Food was often a favorite subject for Andy Warhol -- so much so that the Pop Art master self-published his own recipe book in the late 1950s. A copy of this satirical work is now going up for auction at Bonhams as part of its forthcoming "Fine Books and Manuscripts" sale.
"Wild Raspberries" was created by Andy Warhol in collaboration with the interior decorator Suzie Frankfurt, who came up with the outlandish recipes, as well as the artist's mother Julia Warhola, who provided the calligraphy. In it, readers can sample parody concoctions with a serving of spelling errors, with treats including the "Omelet Greta Garbo," which is "always to be eaten alone in a candlelit room," or the "Salade de Alf Landon," which was apparently "very popular as a first course at political dinners in the '30s." And satirical chefs will need a strong stomach to indulge in the recipe for "Seared Roebuck," which notes that a "roebuck shot in ambush" is always better than a "roebuck killed after a chase."

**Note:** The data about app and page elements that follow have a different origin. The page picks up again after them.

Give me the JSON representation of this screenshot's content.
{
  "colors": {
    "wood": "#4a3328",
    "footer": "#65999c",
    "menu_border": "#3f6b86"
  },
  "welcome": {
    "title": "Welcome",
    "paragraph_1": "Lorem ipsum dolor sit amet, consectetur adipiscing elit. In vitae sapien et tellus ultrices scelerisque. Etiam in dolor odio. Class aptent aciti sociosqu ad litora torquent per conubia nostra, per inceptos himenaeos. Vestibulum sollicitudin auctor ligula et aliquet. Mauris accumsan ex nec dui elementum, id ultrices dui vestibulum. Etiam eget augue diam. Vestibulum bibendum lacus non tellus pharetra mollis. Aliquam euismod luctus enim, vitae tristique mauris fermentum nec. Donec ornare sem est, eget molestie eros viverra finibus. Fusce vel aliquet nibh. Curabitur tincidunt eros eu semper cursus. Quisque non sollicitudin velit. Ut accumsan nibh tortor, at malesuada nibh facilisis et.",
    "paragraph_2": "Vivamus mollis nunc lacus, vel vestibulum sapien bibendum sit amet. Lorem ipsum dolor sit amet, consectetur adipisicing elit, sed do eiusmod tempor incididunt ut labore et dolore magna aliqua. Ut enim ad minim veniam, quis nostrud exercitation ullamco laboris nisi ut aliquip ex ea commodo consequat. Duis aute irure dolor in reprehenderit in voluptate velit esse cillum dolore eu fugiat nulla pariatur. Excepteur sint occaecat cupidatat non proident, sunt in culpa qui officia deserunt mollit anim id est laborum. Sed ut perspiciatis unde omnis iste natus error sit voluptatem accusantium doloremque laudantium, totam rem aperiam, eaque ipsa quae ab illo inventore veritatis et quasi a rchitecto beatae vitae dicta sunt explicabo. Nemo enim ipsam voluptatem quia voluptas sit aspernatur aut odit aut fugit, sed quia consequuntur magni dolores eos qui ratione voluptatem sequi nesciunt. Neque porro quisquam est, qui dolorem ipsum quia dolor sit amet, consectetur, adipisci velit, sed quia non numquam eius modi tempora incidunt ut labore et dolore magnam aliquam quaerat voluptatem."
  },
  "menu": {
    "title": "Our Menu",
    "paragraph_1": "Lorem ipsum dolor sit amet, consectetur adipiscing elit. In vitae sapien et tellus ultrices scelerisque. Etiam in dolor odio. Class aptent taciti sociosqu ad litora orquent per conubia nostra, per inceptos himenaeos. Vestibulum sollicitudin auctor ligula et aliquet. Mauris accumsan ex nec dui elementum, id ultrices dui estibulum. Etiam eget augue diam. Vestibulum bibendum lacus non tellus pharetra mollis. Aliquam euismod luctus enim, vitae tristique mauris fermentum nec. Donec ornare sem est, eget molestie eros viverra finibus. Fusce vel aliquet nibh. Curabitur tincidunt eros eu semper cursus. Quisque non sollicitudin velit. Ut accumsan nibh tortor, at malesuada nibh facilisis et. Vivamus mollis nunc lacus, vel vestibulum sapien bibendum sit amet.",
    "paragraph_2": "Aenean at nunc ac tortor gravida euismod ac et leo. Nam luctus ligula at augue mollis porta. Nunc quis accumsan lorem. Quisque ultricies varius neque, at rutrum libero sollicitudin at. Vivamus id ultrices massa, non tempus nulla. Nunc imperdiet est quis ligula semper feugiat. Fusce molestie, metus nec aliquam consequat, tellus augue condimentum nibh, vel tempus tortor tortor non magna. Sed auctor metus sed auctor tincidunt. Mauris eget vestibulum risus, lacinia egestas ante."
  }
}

This manuscript, printed by Seymour Berlin, was hand-colored by four schoolboys who lived upstairs from Andy Warhol's apartment, and was bound by rabbis. Only 34 were produced at the time. "These self-published books from the early 1950s shed a fascinating light on the mind and artistic practice of Andy Warhol in the years before he became a gallery artist and later, of course, one of the most recognized figures in the world," explains Bonhams books and manuscripts specialist in New York, Darren Sutherland. "The books were mainly intended as whimsical gifts for friends and clients, but they perfectly encapsulate all the playfulness and love of graphic design which characterized Warhol's work as a commercial artist and which he later incorporated into his mature work."
The perfect meal? Bread and jam
A copy of "Wild Raspberries," signed by Andy Warhol for "fashion guru" D. D Ryan, is being offered in an online auction on the Bonhams website , March 22 to 30. The auction house estimates it to fetch US$30,000 to $50,000.
Andy Warhol's relationship with food is detailed not only through his artistic practice, but also in his book "The Philosophy of Andy Warhol (From A to B & Back Again)." Although often assumed to be a fan of hamburgers, the Pop Art pioneer admits in the 1975 book that he wasn't such a fan of protein: "I'll buy a huge piece of meat, cook it up for dinner, and then right before it's done I'll break down and have what I wanted for dinner in the first place -- bread and jam." The artist apparently also enjoyed fruit like bananas and cherries, as well as cans of Campbell's soup. A strange kind of foodie.